### Work instructions
Could you reproduce all of the following entries exactly?

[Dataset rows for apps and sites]
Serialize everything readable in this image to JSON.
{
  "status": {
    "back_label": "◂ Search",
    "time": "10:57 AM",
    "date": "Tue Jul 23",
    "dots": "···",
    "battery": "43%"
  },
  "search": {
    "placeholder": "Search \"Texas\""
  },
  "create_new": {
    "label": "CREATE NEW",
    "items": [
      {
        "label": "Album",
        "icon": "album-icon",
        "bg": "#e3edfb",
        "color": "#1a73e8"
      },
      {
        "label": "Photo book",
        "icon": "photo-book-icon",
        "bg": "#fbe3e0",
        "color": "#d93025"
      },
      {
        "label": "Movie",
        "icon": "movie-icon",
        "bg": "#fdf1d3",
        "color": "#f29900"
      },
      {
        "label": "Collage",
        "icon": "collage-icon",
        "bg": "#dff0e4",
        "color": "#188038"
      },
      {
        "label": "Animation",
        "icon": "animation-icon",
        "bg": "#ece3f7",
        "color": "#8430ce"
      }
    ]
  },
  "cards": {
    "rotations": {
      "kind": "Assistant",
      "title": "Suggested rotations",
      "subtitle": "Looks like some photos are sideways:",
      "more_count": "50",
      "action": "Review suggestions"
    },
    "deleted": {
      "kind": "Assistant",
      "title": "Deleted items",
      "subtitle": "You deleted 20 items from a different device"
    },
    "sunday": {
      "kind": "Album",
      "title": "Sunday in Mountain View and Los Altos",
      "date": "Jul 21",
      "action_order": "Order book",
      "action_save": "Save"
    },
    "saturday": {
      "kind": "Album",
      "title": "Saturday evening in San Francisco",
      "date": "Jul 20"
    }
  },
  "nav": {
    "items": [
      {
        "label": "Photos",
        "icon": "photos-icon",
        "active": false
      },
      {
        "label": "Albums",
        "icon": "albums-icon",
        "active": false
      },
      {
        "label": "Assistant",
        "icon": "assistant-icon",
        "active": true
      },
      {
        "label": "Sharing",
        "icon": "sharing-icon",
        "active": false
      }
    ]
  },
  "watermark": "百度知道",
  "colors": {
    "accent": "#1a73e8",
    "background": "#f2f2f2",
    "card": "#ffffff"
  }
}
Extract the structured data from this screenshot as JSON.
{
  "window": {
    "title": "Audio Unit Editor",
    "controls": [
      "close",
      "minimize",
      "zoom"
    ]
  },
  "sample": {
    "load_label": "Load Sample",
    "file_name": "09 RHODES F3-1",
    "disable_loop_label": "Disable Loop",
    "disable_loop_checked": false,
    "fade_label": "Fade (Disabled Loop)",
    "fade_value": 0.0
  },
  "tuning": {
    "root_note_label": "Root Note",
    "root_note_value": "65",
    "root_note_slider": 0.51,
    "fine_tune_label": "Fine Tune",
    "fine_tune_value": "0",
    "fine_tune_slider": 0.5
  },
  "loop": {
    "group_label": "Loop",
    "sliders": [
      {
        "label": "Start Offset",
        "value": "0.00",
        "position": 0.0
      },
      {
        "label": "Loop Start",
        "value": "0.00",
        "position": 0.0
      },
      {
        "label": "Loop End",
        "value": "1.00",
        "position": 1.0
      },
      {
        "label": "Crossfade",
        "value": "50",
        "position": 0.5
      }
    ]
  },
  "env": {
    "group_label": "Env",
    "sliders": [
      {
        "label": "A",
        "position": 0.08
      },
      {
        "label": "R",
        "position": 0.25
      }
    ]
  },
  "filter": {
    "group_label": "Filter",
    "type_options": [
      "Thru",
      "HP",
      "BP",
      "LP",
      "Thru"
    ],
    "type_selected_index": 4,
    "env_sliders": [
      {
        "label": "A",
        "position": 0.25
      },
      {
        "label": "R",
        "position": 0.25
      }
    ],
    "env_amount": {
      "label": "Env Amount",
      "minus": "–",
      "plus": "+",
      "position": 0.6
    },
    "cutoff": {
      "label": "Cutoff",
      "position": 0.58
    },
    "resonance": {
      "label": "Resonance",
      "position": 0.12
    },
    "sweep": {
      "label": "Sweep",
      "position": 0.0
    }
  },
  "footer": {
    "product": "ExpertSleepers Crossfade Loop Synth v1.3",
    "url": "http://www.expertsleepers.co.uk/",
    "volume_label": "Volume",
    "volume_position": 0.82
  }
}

### Expected answer
Serialize everything readable in this image to JSON.
{
  "status": {
    "back_label": "◂ Search",
    "time": "10:57 AM",
    "date": "Tue Jul 23",
    "dots": "···",
    "battery": "43%"
  },
  "search": {
    "placeholder": "Search \"Texas\""
  },
  "create_new": {
    "label": "CREATE NEW",
    "items": [
      {
        "label": "Album",
        "icon": "album-icon",
        "bg": "#e3edfb",
        "color": "#1a73e8"
      },
      {
        "label": "Photo book",
        "icon": "photo-book-icon",
        "bg": "#fbe3e0",
        "color": "#d93025"
      },
      {
        "label": "Movie",
        "icon": "movie-icon",
        "bg": "#fdf1d3",
        "color": "#f29900"
      },
      {
        "label": "Collage",
        "icon": "collage-icon",
        "bg": "#dff0e4",
        "color": "#188038"
      },
      {
        "label": "Animation",
        "icon": "animation-icon",
        "bg": "#ece3f7",
        "color": "#8430ce"
      }
    ]
  },
  "cards": {
    "rotations": {
      "kind": "Assistant",
      "title": "Suggested rotations",
      "subtitle": "Looks like some photos are sideways:",
      "more_count": "50",
      "action": "Review suggestions"
    },
    "deleted": {
      "kind": "Assistant",
      "title": "Deleted items",
      "subtitle": "You deleted 20 items from a different device"
    },
    "sunday": {
      "kind": "Album",
      "title": "Sunday in Mountain View and Los Altos",
      "date": "Jul 21",
      "action_order": "Order book",
      "action_save": "Save"
    },
    "saturday": {
      "kind": "Album",
      "title": "Saturday evening in San Francisco",
      "date": "Jul 20"
    }
  },
  "nav": {
    "items": [
      {
        "label": "Photos",
        "icon": "photos-icon",
        "active": false
      },
      {
        "label": "Albums",
        "icon": "albums-icon",
        "active": false
      },
      {
        "label": "Assistant",
        "icon": "assistant-icon",
        "active": true
      },
      {
        "label": "Sharing",
        "icon": "sharing-icon",
        "active": false
      }
    ]
  },
  "watermark": "百度知道",
  "colors": {
    "accent": "#1a73e8",
    "background": "#f2f2f2",
    "card": "#ffffff"
  }
}
Extract the structured data from this screenshot as JSON.
{
  "window": {
    "title": "Audio Unit Editor",
    "controls": [
      "close",
      "minimize",
      "zoom"
    ]
  },
  "sample": {
    "load_label": "Load Sample",
    "file_name": "09 RHODES F3-1",
    "disable_loop_label": "Disable Loop",
    "disable_loop_checked": false,
    "fade_label": "Fade (Disabled Loop)",
    "fade_value": 0.0
  },
  "tuning": {
    "root_note_label": "Root Note",
    "root_note_value": "65",
    "root_note_slider": 0.51,
    "fine_tune_label": "Fine Tune",
    "fine_tune_value": "0",
    "fine_tune_slider": 0.5
  },
  "loop": {
    "group_label": "Loop",
    "sliders": [
      {
        "label": "Start Offset",
        "value": "0.00",
        "position": 0.0
      },
      {
        "label": "Loop Start",
        "value": "0.00",
        "position": 0.0
      },
      {
        "label": "Loop End",
        "value": "1.00",
        "position": 1.0
      },
      {
        "label": "Crossfade",
        "value": "50",
        "position": 0.5
      }
    ]
  },
  "env": {
    "group_label": "Env",
    "sliders": [
      {
        "label": "A",
        "position": 0.08
      },
      {
        "label": "R",
        "position": 0.25
      }
    ]
  },
  "filter": {
    "group_label": "Filter",
    "type_options": [
      "Thru",
      "HP",
      "BP",
      "LP",
      "Thru"
    ],
    "type_selected_index": 4,
    "env_sliders": [
      {
        "label": "A",
        "position": 0.25
      },
      {
        "label": "R",
        "position": 0.25
      }
    ],
    "env_amount": {
      "label": "Env Amount",
      "minus": "–",
      "plus": "+",
      "position": 0.6
    },
    "cutoff": {
      "label": "Cutoff",
      "position": 0.58
    },
    "resonance": {
      "label": "Resonance",
      "position": 0.12
    },
    "sweep": {
      "label": "Sweep",
      "position": 0.0
    }
  },
  "footer": {
    "product": "ExpertSleepers Crossfade Loop Synth v1.3",
    "url": "http://www.expertsleepers.co.uk/",
    "volume_label": "Volume",
    "volume_position": 0.82
  }
}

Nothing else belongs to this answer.